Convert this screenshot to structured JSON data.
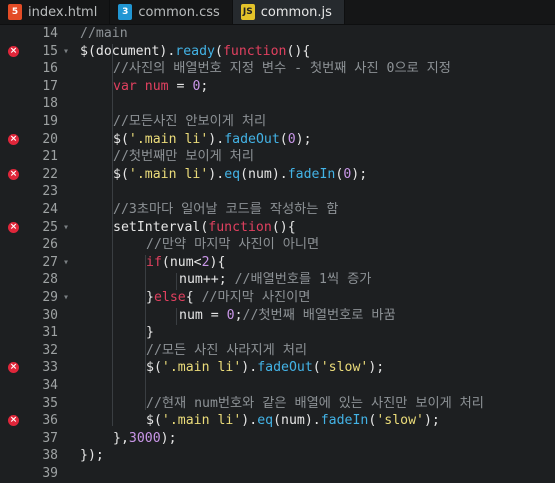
{
  "tabs": [
    {
      "label": "index.html",
      "icon": "html-file-icon",
      "badge": "5"
    },
    {
      "label": "common.css",
      "icon": "css-file-icon",
      "badge": "3"
    },
    {
      "label": "common.js",
      "icon": "js-file-icon",
      "badge": "JS"
    }
  ],
  "active_tab": "common.js",
  "lines": [
    {
      "n": "14",
      "err": false,
      "fold": false,
      "indent": 0,
      "tokens": [
        [
          "cm",
          "//main"
        ]
      ]
    },
    {
      "n": "15",
      "err": true,
      "fold": true,
      "indent": 0,
      "tokens": [
        [
          "pl",
          "$(document)."
        ],
        [
          "fn",
          "ready"
        ],
        [
          "pl",
          "("
        ],
        [
          "kw",
          "function"
        ],
        [
          "pl",
          "(){"
        ]
      ]
    },
    {
      "n": "16",
      "err": false,
      "fold": false,
      "indent": 1,
      "tokens": [
        [
          "cm",
          "//사진의 배열번호 지정 변수 - 첫번째 사진 0으로 지정"
        ]
      ]
    },
    {
      "n": "17",
      "err": false,
      "fold": false,
      "indent": 1,
      "tokens": [
        [
          "kw",
          "var"
        ],
        [
          "pl",
          " "
        ],
        [
          "kw",
          "num"
        ],
        [
          "pl",
          " = "
        ],
        [
          "num",
          "0"
        ],
        [
          "pl",
          ";"
        ]
      ]
    },
    {
      "n": "18",
      "err": false,
      "fold": false,
      "indent": 0,
      "tokens": []
    },
    {
      "n": "19",
      "err": false,
      "fold": false,
      "indent": 1,
      "tokens": [
        [
          "cm",
          "//모든사진 안보이게 처리"
        ]
      ]
    },
    {
      "n": "20",
      "err": true,
      "fold": false,
      "indent": 1,
      "tokens": [
        [
          "pl",
          "$("
        ],
        [
          "str",
          "'.main li'"
        ],
        [
          "pl",
          ")."
        ],
        [
          "fn",
          "fadeOut"
        ],
        [
          "pl",
          "("
        ],
        [
          "num",
          "0"
        ],
        [
          "pl",
          ");"
        ]
      ]
    },
    {
      "n": "21",
      "err": false,
      "fold": false,
      "indent": 1,
      "tokens": [
        [
          "cm",
          "//첫번째만 보이게 처리"
        ]
      ]
    },
    {
      "n": "22",
      "err": true,
      "fold": false,
      "indent": 1,
      "tokens": [
        [
          "pl",
          "$("
        ],
        [
          "str",
          "'.main li'"
        ],
        [
          "pl",
          ")."
        ],
        [
          "fn",
          "eq"
        ],
        [
          "pl",
          "(num)."
        ],
        [
          "fn",
          "fadeIn"
        ],
        [
          "pl",
          "("
        ],
        [
          "num",
          "0"
        ],
        [
          "pl",
          ");"
        ]
      ]
    },
    {
      "n": "23",
      "err": false,
      "fold": false,
      "indent": 0,
      "tokens": []
    },
    {
      "n": "24",
      "err": false,
      "fold": false,
      "indent": 1,
      "tokens": [
        [
          "cm",
          "//3초마다 일어날 코드를 작성하는 함"
        ]
      ]
    },
    {
      "n": "25",
      "err": true,
      "fold": true,
      "indent": 1,
      "tokens": [
        [
          "pl",
          "setInterval("
        ],
        [
          "kw",
          "function"
        ],
        [
          "pl",
          "(){"
        ]
      ]
    },
    {
      "n": "26",
      "err": false,
      "fold": false,
      "indent": 2,
      "tokens": [
        [
          "cm",
          "//만약 마지막 사진이 아니면"
        ]
      ]
    },
    {
      "n": "27",
      "err": false,
      "fold": true,
      "indent": 2,
      "tokens": [
        [
          "kw",
          "if"
        ],
        [
          "pl",
          "(num<"
        ],
        [
          "num",
          "2"
        ],
        [
          "pl",
          "){"
        ]
      ]
    },
    {
      "n": "28",
      "err": false,
      "fold": false,
      "indent": 3,
      "tokens": [
        [
          "pl",
          "num++; "
        ],
        [
          "cm",
          "//배열번호를 1씩 증가"
        ]
      ]
    },
    {
      "n": "29",
      "err": false,
      "fold": true,
      "indent": 2,
      "tokens": [
        [
          "pl",
          "}"
        ],
        [
          "kw",
          "else"
        ],
        [
          "pl",
          "{ "
        ],
        [
          "cm",
          "//마지막 사진이면"
        ]
      ]
    },
    {
      "n": "30",
      "err": false,
      "fold": false,
      "indent": 3,
      "tokens": [
        [
          "pl",
          "num = "
        ],
        [
          "num",
          "0"
        ],
        [
          "pl",
          ";"
        ],
        [
          "cm",
          "//첫번째 배열번호로 바꿈"
        ]
      ]
    },
    {
      "n": "31",
      "err": false,
      "fold": false,
      "indent": 2,
      "tokens": [
        [
          "pl",
          "}"
        ]
      ]
    },
    {
      "n": "32",
      "err": false,
      "fold": false,
      "indent": 2,
      "tokens": [
        [
          "cm",
          "//모든 사진 사라지게 처리"
        ]
      ]
    },
    {
      "n": "33",
      "err": true,
      "fold": false,
      "indent": 2,
      "tokens": [
        [
          "pl",
          "$("
        ],
        [
          "str",
          "'.main li'"
        ],
        [
          "pl",
          ")."
        ],
        [
          "fn",
          "fadeOut"
        ],
        [
          "pl",
          "("
        ],
        [
          "str",
          "'slow'"
        ],
        [
          "pl",
          ");"
        ]
      ]
    },
    {
      "n": "34",
      "err": false,
      "fold": false,
      "indent": 0,
      "tokens": []
    },
    {
      "n": "35",
      "err": false,
      "fold": false,
      "indent": 2,
      "tokens": [
        [
          "cm",
          "//현재 num번호와 같은 배열에 있는 사진만 보이게 처리"
        ]
      ]
    },
    {
      "n": "36",
      "err": true,
      "fold": false,
      "indent": 2,
      "tokens": [
        [
          "pl",
          "$("
        ],
        [
          "str",
          "'.main li'"
        ],
        [
          "pl",
          ")."
        ],
        [
          "fn",
          "eq"
        ],
        [
          "pl",
          "(num)."
        ],
        [
          "fn",
          "fadeIn"
        ],
        [
          "pl",
          "("
        ],
        [
          "str",
          "'slow'"
        ],
        [
          "pl",
          ");"
        ]
      ]
    },
    {
      "n": "37",
      "err": false,
      "fold": false,
      "indent": 1,
      "tokens": [
        [
          "pl",
          "},"
        ],
        [
          "num",
          "3000"
        ],
        [
          "pl",
          ");"
        ]
      ]
    },
    {
      "n": "38",
      "err": false,
      "fold": false,
      "indent": 0,
      "tokens": [
        [
          "pl",
          "});"
        ]
      ]
    },
    {
      "n": "39",
      "err": false,
      "fold": false,
      "indent": 0,
      "tokens": []
    }
  ],
  "colors": {
    "background": "#1d1f21",
    "comment": "#8d9296",
    "keyword": "#e0405f",
    "function": "#43b3e6",
    "string": "#ebdc7a",
    "number": "#c996e8",
    "error_marker": "#e0263a"
  }
}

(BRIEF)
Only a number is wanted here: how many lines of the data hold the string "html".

(EXPECTED ANSWER)
2